She delivered her baby just after escaping, in a city between the site of her rescue and Nouakchott. This baby, who is sleeping so profoundly as we speak, is the first in her family born outside of slavery.
I ask if I can hold her, and as I do, I breathe deeply of her sweetness. As a black American, I’m not that many generations removed from slavery myself. To fight my gathering tears, I focus on the tiny gold earrings in her tiny, delicate ears, and I feel something for which there are no words in the English language. I feel what every slave in every place in all of history felt when he or she saw their first child born free.
After a time, it is overwhelming. The tide of my emotions takes such a physical form that I feel I might wake this dreaming baby. I hand her back to her mother, and I return to taking notes in my small Moleskine notebook.
Later, as I leave the SOS offices, I ask Lam how I can help. “The most important outside aid,” she tells me, “is advocacy for significant changes in policy direction”.
Write to your own state department, I think to myself. Write to your senator.
“The work of activists and human rights defenders in Mauritania is a difficult job because one must do it at all times. We who defend human rights are investing a lot but faced with many obstacles on the ground. But it remains very meaningful work, and there are always changes. There are no fewer slaves now, but there is all the time a slave who becomes aware of his situation and who dreams of another life with freedom and dignity,” she continues.
All the fight in the world
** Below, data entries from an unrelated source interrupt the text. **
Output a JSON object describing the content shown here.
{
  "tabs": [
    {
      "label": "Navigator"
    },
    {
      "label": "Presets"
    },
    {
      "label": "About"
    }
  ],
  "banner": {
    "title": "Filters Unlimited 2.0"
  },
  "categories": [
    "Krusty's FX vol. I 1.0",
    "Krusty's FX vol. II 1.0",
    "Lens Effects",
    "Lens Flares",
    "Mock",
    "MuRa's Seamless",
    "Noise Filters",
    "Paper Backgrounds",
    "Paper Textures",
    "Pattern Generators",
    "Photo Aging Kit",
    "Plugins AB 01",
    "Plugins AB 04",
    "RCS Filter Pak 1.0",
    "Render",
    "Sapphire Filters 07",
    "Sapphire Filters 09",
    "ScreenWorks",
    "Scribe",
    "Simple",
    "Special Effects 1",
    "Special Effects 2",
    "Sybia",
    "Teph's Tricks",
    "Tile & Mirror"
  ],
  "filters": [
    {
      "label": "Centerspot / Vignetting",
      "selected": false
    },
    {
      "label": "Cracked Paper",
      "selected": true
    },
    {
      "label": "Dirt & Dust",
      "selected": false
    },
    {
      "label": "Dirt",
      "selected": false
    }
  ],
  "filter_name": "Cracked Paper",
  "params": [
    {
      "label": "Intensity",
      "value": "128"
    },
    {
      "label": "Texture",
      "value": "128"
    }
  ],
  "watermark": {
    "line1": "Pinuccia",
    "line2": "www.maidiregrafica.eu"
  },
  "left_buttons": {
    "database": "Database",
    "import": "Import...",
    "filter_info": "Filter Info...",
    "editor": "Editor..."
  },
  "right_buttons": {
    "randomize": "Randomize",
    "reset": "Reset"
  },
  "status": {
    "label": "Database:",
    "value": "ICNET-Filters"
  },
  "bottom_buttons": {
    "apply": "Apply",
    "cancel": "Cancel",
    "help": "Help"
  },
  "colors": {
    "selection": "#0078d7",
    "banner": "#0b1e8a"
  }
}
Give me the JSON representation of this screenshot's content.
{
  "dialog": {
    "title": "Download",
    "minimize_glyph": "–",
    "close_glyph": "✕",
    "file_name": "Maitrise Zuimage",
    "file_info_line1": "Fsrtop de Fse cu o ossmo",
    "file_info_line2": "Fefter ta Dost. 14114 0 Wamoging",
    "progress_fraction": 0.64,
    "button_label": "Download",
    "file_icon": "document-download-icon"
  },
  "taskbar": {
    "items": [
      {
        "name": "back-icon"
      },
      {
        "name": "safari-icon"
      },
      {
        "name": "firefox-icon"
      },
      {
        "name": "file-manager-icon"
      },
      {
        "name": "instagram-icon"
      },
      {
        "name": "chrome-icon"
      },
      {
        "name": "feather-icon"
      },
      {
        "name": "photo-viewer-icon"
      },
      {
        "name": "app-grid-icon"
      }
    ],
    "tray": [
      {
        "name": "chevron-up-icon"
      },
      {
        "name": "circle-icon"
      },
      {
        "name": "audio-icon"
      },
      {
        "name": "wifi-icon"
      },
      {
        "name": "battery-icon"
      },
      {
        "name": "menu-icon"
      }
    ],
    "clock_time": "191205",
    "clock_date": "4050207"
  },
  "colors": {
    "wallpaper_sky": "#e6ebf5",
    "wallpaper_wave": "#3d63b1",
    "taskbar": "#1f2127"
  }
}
The sun sinks as I tell Lam goodbye, and go on to spend one of the most beautiful evenings of my life at the grand home of Messaoud, who is holding an iftar dinner in the courtyard of his residence. We are covered by a large version of one of the tents that are so customary here in Mauritania. It is cool white on its canvas underside, held up by steel columns that make it as expansive as a sail.
Messaoud and his wife offer course after course of delicious food: succulent vegetables, restorative bissap, chicken that falls off its bone. The guest list for the evening is pure kindness: my translator, his friend, a young female student from Mali, and others who work to communicate with me in French. After a day without food, I feel my body singing at what has been served, but I feel my soul singing too: for what has been served is grace.
I get on a plane the following day and fly back over that sea of high dunes, but the moment I remember as a departure is my descent from Messaoud’s SUV, the moment I waved him salaams and told him, over the traditional Mauritanian music he has playing in the tape deck, that I wish SOS Esclaves all the fight in the world.
I walk through the packed sand of the road and the gate of my hotel thinking about the work of Salimata Lam, and how she uses her kindness to assist slaves in their transition from a life in black and white to a life in technicolour.
I leave Mauritania so much more peacefully than I arrived, because now I have seen that there is so very much power in that infinity of sand.